A measure that creates a mandatory hybrid retirement program for public employees, signed into law by Gov. Bob McDonnell (R) this week, could cost Virginia millions of dollars to implement, according to an analysis released Wednesday by the Commonwealth Institute for Fiscal Analysis.
The study by the nonprofit think tank, “Known Unknowns”, looked at the costs of developing the information technology and other related systems in states with similar hybrid retirement plans -- Utah, Oregon and Michigan -- and used those to estimate the potential impact in Virginia. With almost 340,000 participants in Virginia, the potential costs could be between $5 million and $25 million, the report found.
“Even though the state maintained that costs could not be ascertained at the time the legislation was proposed, simple analysis around the experience of other states gives us an idea of how significant the costs could be,” says Michael Cassidy, institute president.

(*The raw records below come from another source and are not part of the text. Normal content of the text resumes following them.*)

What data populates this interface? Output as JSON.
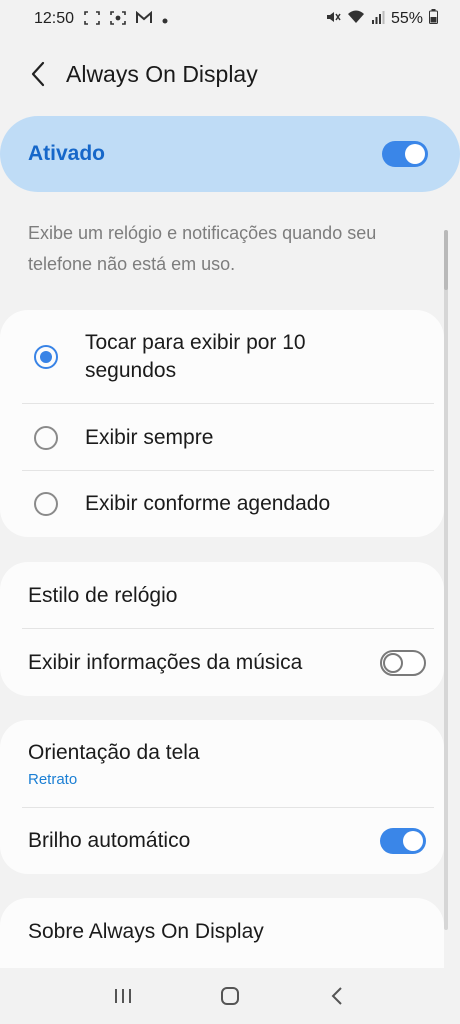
{
  "status_bar": {
    "time": "12:50",
    "battery": "55%",
    "left_icons": [
      "screenshot-icon",
      "screen-record-icon",
      "gmail-icon",
      "dot-icon"
    ],
    "right_icons": [
      "mute-icon",
      "wifi-icon",
      "signal-icon",
      "battery-icon"
    ]
  },
  "header": {
    "title": "Always On Display"
  },
  "master": {
    "label": "Ativado",
    "enabled": true
  },
  "description": "Exibe um relógio e notificações quando seu telefone não está em uso.",
  "display_mode": {
    "options": [
      {
        "label": "Tocar para exibir por 10 segundos",
        "selected": true
      },
      {
        "label": "Exibir sempre",
        "selected": false
      },
      {
        "label": "Exibir conforme agendado",
        "selected": false
      }
    ]
  },
  "style_card": {
    "clock_style": "Estilo de relógio",
    "music_info": "Exibir informações da música",
    "music_info_enabled": false
  },
  "screen_card": {
    "orientation": "Orientação da tela",
    "orientation_value": "Retrato",
    "auto_brightness": "Brilho automático",
    "auto_brightness_enabled": true
  },
  "about": "Sobre Always On Display",
  "colors": {
    "accent": "#3a86e8",
    "master_bg": "#bfdcf6",
    "master_label": "#1667c9",
    "background": "#f2f2f2"
  }
}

The Virginia plan establishes lower benefits for those who are hired after Jan. 1, 2014. Their retirement benefits will be based on an average salary for the last five years of service, rather than the last three, as is the case for 70 percent of current employees. They will also get a lower cost-of-living adjustment to their benefits.
But supporters say the plan is expected to improve the state’s ability to recruit employees who intend to have shorter tenures, provide more stability to government and reduce future obligations.

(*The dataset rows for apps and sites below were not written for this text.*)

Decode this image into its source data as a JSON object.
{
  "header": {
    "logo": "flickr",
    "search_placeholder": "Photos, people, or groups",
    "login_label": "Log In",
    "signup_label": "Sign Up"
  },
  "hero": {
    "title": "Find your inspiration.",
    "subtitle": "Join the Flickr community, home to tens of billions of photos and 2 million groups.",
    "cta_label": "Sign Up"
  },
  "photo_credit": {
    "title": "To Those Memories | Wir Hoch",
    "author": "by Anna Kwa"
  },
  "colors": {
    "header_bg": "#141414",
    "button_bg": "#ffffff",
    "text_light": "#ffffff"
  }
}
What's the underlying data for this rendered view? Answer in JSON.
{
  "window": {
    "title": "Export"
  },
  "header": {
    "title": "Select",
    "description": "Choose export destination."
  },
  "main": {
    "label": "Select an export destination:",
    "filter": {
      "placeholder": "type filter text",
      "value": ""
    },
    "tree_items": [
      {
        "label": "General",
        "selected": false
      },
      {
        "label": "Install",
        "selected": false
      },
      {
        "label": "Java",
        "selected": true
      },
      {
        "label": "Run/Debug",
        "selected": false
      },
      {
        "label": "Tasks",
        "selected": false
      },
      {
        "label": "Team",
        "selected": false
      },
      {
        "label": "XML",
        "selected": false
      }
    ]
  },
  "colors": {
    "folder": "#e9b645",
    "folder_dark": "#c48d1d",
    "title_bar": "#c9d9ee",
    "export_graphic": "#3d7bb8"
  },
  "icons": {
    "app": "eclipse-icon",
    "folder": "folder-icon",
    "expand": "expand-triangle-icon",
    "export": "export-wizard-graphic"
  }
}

“Of course [the Virginia Retirement System] will experience some system development costs in this transition,’’ McDonnell spokesman Jeff Caldwell said.

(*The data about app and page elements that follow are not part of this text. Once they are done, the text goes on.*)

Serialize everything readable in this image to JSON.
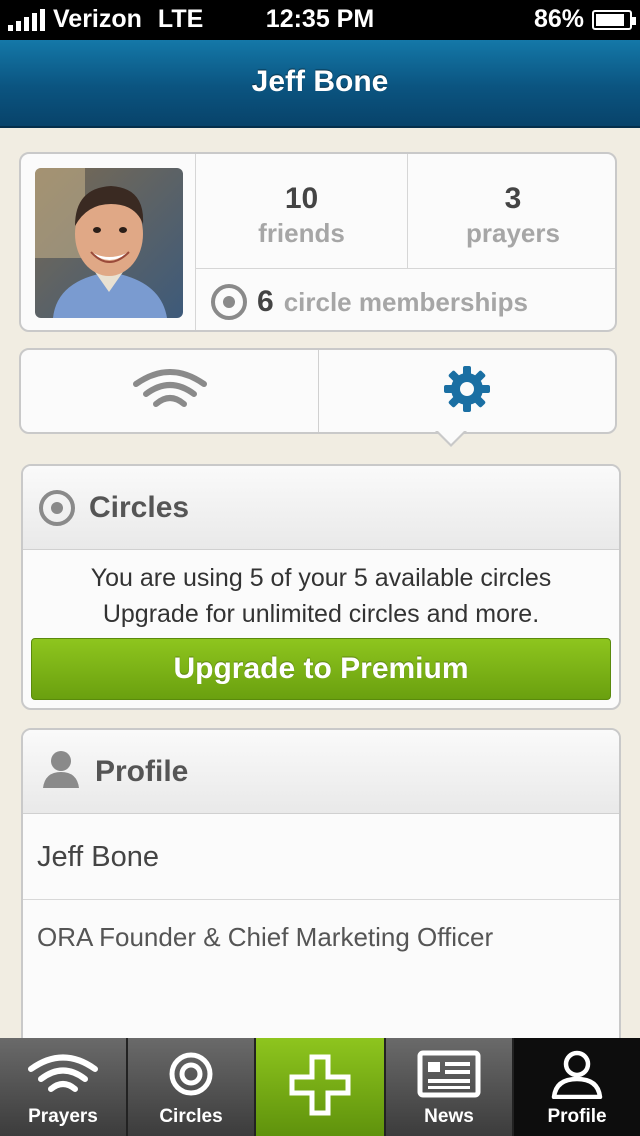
{
  "status_bar": {
    "carrier": "Verizon",
    "network": "LTE",
    "time": "12:35 PM",
    "battery": "86%"
  },
  "nav": {
    "title": "Jeff Bone"
  },
  "stats": {
    "friends_count": "10",
    "friends_label": "friends",
    "prayers_count": "3",
    "prayers_label": "prayers",
    "memberships_count": "6",
    "memberships_label": "circle memberships"
  },
  "segment": {
    "left_icon": "wifi-icon",
    "right_icon": "gear-icon",
    "selected": "settings"
  },
  "circles_panel": {
    "title": "Circles",
    "line1": "You are using 5 of your 5 available circles",
    "line2": "Upgrade for unlimited circles and more.",
    "button": "Upgrade to Premium"
  },
  "profile_panel": {
    "title": "Profile",
    "name": "Jeff Bone",
    "job_title": "ORA Founder & Chief Marketing Officer"
  },
  "tabbar": {
    "items": [
      {
        "label": "Prayers",
        "icon": "wifi-icon"
      },
      {
        "label": "Circles",
        "icon": "target-icon"
      },
      {
        "label": "",
        "icon": "plus-icon"
      },
      {
        "label": "News",
        "icon": "newspaper-icon"
      },
      {
        "label": "Profile",
        "icon": "person-icon"
      }
    ]
  },
  "colors": {
    "nav_blue": "#0b5480",
    "accent_green": "#7bb315",
    "gear_blue": "#1a6fa3"
  }
}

“The exact amount of those costs are still unknown at this time, but they will certainly pale in comparison to the tremendous savings these reforms will produce. The fiscal impact statement...estimates a savings over the next 20 years of $3.6 billion. Savings of that magnitude will dwarf the costs that will be accrued during the transition.’’